◆ **What you are asked to do**:
Check each line of the data for "Patel", and copy the ones that have it.

BEGIN Information provided

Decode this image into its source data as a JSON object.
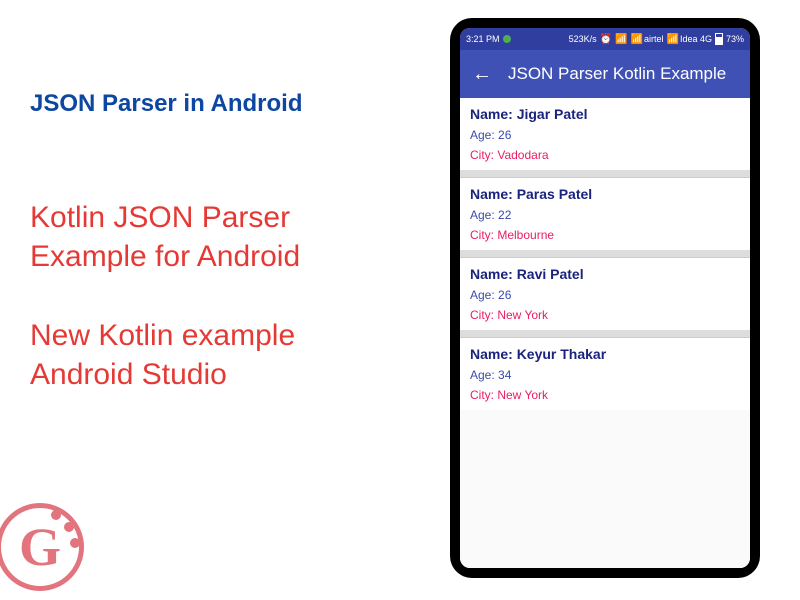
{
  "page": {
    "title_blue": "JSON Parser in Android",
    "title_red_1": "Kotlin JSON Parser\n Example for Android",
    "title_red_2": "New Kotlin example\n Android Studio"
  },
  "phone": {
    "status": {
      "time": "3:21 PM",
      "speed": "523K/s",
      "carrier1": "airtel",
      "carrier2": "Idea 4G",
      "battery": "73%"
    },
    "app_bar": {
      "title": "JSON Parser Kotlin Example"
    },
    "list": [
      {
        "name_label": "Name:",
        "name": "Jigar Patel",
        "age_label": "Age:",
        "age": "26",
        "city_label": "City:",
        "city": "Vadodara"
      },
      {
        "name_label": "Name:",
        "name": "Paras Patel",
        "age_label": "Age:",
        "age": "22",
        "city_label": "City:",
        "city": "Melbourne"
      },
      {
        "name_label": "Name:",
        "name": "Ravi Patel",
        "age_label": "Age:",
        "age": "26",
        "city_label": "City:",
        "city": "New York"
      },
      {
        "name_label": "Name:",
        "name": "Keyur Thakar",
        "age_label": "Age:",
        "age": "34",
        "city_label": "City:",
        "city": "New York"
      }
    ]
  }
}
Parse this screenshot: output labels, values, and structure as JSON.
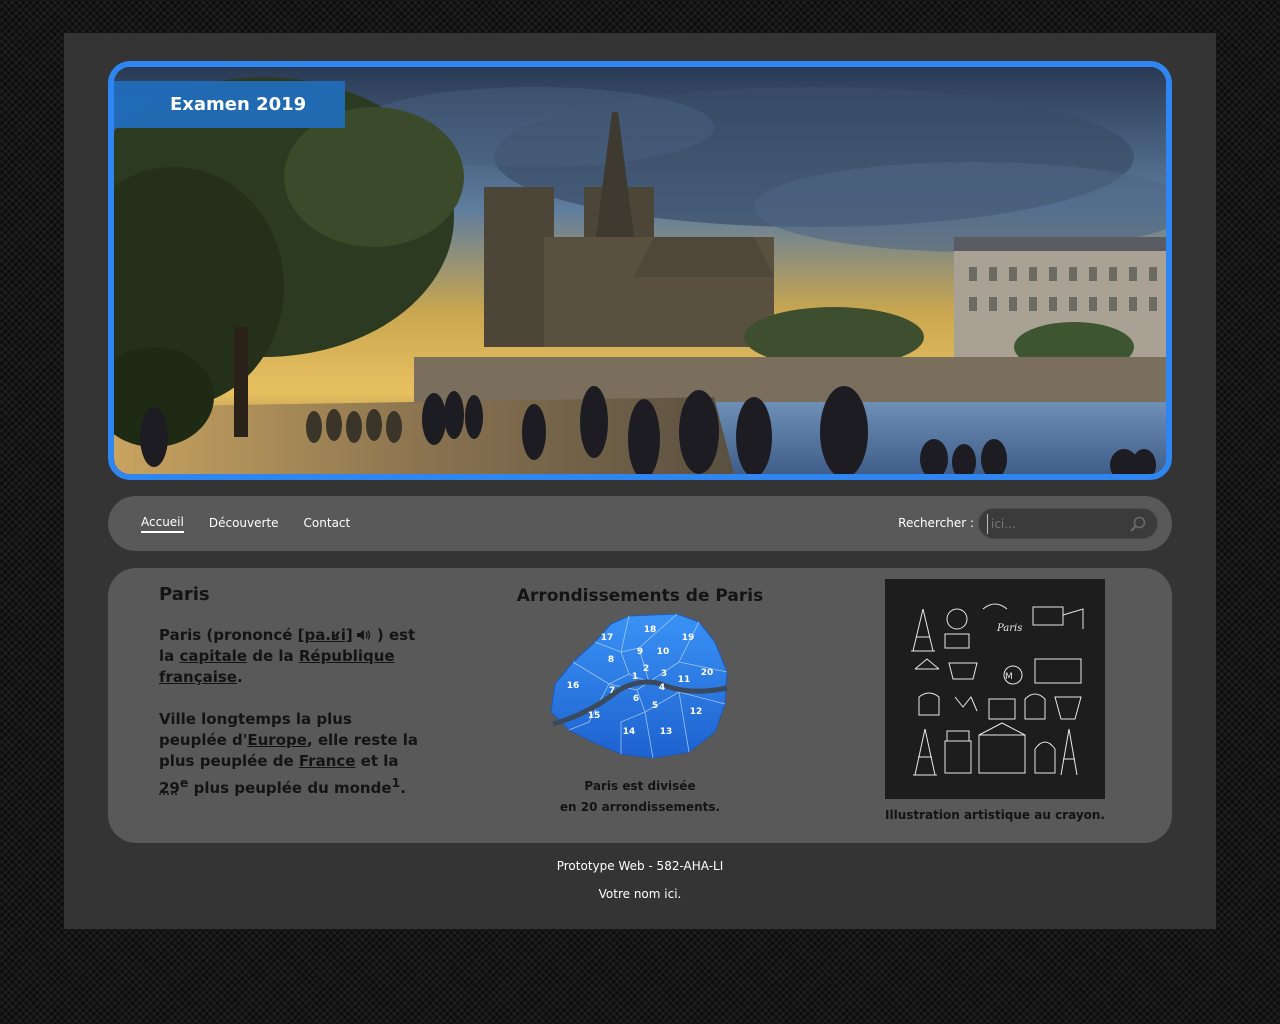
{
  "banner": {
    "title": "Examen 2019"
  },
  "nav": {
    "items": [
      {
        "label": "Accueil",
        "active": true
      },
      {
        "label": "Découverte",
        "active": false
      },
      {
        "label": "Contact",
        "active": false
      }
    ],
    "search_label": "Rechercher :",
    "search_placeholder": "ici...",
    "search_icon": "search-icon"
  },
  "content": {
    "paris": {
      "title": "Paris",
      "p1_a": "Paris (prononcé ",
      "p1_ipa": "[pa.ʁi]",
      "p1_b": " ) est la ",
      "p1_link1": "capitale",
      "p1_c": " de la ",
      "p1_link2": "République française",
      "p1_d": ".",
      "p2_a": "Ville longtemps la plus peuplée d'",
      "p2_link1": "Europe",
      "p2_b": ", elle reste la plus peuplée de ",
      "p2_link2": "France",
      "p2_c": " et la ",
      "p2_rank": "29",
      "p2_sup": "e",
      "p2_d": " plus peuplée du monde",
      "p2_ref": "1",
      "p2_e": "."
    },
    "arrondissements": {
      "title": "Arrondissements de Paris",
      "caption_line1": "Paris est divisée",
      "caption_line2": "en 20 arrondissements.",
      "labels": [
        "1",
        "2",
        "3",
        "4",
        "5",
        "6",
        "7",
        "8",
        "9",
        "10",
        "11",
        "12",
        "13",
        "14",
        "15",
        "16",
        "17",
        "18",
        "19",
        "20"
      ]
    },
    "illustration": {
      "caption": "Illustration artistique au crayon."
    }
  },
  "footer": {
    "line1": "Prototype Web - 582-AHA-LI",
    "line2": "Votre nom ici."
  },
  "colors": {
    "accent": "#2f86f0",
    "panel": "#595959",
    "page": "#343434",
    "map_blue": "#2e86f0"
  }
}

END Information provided

◆ **Output of the exercise**:
        "name": "Jigar Patel",
        "name": "Paras Patel",
        "name": "Ravi Patel",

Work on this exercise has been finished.